Excerpts from a dataset
- - - - -

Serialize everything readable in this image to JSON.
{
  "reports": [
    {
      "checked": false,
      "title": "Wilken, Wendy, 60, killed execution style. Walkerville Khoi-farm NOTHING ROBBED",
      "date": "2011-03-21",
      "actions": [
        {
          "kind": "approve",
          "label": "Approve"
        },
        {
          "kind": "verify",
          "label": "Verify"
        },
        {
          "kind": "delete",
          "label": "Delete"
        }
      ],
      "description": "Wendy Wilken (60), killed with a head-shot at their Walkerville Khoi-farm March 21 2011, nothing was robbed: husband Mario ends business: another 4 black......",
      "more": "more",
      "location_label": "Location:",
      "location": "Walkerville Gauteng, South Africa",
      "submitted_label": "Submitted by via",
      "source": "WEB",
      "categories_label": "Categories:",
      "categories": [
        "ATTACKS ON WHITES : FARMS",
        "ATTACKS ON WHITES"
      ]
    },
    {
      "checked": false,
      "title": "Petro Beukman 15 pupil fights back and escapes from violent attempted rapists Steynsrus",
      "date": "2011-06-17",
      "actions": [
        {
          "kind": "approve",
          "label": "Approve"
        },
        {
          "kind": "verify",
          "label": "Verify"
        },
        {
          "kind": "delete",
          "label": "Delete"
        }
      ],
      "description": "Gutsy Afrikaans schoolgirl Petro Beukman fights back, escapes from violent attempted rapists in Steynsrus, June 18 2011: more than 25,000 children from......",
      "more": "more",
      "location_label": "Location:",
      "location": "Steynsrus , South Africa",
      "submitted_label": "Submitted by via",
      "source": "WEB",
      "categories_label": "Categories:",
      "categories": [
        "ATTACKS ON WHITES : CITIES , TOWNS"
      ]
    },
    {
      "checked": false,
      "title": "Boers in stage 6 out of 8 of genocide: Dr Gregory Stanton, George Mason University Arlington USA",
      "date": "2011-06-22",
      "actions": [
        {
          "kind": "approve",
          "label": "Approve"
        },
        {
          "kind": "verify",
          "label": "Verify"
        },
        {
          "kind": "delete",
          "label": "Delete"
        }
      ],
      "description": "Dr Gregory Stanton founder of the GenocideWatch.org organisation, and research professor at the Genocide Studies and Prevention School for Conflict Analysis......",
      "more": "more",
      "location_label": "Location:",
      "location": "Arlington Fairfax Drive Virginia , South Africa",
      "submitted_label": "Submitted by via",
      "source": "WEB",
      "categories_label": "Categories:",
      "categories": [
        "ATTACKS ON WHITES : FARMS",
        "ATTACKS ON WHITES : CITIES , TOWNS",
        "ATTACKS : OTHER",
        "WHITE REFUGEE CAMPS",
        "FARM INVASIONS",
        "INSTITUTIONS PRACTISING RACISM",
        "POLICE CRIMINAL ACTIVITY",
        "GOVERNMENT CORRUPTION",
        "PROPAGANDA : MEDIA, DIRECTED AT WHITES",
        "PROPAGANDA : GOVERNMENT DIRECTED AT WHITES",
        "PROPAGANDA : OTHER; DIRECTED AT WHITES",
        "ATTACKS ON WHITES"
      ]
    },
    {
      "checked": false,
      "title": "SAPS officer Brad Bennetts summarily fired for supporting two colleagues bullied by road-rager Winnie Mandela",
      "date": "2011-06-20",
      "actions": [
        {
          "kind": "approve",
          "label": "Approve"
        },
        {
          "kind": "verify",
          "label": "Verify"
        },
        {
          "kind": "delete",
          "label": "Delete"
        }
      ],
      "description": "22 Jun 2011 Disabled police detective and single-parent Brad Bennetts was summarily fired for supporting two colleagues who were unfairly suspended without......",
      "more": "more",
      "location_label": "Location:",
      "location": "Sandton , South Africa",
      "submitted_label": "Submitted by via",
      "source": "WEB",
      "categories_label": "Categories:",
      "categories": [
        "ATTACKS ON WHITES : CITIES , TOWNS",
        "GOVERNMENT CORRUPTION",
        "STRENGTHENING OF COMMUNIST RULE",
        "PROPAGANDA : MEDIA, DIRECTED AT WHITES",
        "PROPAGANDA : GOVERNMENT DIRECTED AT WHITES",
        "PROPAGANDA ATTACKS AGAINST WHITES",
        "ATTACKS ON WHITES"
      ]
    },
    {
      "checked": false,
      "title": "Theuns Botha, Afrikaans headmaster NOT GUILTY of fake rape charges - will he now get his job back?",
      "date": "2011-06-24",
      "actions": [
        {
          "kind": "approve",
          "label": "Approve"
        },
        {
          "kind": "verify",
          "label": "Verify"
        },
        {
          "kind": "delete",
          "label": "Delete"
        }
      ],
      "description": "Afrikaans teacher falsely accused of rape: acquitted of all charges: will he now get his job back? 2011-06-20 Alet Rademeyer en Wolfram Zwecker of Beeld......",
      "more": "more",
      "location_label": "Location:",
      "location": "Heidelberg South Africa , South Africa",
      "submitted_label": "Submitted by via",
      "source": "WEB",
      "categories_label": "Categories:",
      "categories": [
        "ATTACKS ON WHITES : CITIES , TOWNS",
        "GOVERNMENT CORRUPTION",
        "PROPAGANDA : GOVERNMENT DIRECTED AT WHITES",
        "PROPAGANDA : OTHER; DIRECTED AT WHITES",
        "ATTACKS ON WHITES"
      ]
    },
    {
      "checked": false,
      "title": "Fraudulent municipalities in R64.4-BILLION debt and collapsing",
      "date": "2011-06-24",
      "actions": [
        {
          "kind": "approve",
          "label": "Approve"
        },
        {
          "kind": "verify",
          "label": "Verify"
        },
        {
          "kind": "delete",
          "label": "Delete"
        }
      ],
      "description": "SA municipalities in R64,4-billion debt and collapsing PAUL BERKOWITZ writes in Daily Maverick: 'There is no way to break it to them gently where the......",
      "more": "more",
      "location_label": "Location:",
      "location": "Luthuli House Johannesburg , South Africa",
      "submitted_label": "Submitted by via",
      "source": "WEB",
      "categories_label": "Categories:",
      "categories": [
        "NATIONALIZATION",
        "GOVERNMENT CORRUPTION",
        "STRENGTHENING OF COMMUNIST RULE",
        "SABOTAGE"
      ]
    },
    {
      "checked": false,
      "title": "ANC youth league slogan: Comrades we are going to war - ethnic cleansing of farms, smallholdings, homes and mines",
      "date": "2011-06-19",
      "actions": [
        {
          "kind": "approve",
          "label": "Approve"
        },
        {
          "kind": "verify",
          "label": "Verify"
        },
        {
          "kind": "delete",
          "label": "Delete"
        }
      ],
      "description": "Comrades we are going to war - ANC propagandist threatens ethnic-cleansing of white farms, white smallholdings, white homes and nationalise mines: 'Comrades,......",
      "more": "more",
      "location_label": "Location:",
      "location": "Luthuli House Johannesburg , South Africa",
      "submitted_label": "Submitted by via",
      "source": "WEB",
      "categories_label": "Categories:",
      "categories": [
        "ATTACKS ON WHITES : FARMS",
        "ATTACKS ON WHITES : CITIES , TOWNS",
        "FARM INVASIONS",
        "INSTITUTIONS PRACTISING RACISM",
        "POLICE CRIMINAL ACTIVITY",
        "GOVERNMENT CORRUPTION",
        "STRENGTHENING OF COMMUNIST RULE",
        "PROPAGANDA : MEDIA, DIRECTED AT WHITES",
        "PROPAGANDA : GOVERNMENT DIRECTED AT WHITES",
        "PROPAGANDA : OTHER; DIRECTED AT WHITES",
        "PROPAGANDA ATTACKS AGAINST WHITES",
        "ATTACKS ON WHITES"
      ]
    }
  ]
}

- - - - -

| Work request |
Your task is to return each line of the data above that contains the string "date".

| Expected output |
      "date": "2011-03-21",
      "date": "2011-06-17",
      "date": "2011-06-22",
      "date": "2011-06-20",
      "date": "2011-06-24",
      "date": "2011-06-24",
      "date": "2011-06-19",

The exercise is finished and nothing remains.